===== Input =====
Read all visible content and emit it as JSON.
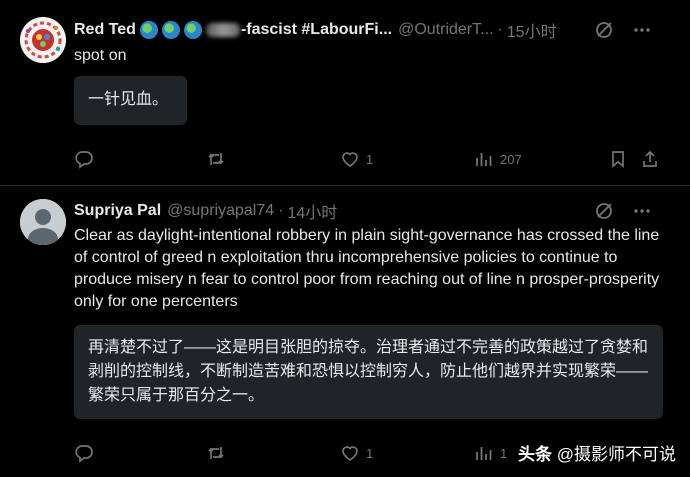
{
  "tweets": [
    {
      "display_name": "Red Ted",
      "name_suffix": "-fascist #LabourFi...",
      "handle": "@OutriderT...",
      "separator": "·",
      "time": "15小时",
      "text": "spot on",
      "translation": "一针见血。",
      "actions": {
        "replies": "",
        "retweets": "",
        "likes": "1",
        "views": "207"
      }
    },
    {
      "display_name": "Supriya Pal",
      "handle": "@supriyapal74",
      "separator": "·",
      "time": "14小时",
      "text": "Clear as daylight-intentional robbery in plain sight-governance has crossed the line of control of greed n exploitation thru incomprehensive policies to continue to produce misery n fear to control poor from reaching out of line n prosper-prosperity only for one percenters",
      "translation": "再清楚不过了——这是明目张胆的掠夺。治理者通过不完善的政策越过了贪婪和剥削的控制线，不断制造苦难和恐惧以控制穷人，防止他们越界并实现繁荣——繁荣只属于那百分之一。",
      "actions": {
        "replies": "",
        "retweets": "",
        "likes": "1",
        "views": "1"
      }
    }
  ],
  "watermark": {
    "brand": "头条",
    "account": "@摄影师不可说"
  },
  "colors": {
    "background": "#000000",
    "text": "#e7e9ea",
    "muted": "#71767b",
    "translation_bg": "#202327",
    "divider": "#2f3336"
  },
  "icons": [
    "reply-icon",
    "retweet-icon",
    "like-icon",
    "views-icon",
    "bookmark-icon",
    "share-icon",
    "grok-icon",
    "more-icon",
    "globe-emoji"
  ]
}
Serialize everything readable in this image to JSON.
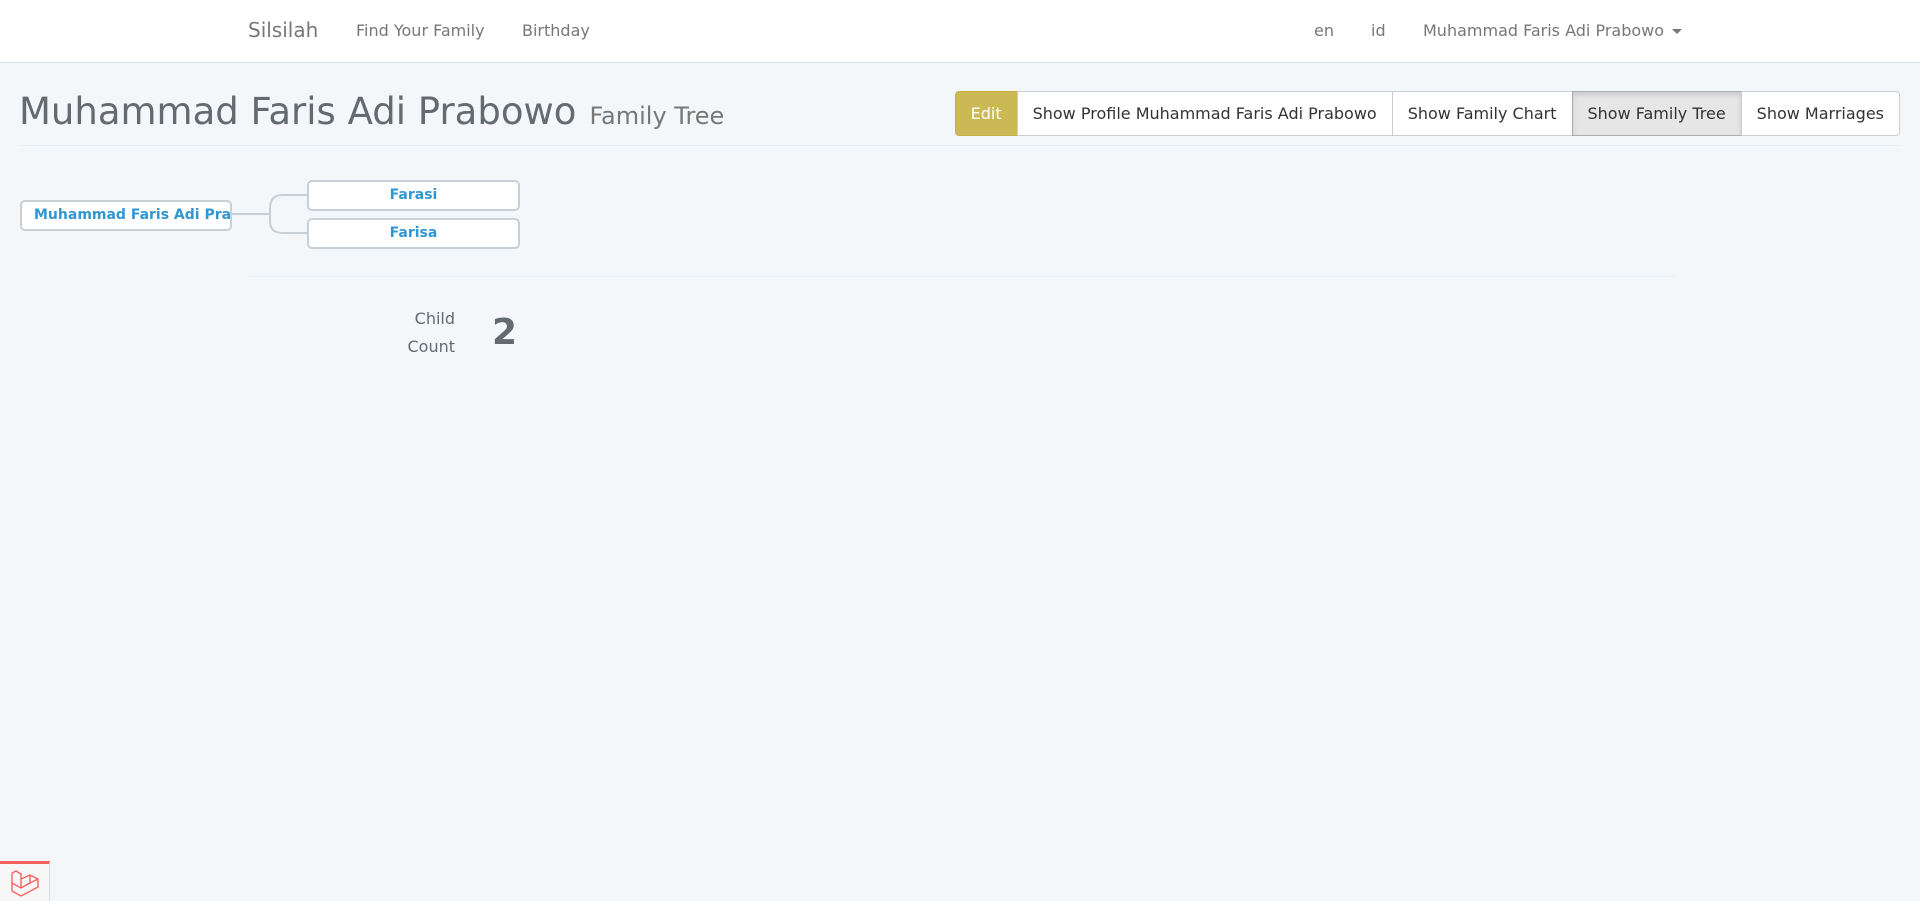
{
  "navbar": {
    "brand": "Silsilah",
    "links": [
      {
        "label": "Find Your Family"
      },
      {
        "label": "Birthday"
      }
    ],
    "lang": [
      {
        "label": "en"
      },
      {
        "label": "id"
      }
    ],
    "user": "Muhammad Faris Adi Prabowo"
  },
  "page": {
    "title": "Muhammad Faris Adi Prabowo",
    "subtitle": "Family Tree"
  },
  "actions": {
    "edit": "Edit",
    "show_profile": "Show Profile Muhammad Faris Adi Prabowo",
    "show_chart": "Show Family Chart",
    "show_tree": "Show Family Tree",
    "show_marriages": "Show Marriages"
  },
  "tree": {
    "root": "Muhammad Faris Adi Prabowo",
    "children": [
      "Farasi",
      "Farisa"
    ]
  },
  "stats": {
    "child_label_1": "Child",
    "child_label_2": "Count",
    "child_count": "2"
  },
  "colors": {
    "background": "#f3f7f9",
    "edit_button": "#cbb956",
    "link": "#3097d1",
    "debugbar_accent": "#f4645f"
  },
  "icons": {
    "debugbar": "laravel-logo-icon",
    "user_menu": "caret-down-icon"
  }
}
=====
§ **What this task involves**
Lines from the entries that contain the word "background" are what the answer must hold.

§ **Response**
    "background": "#000000",
    "background": "#f3f7f9",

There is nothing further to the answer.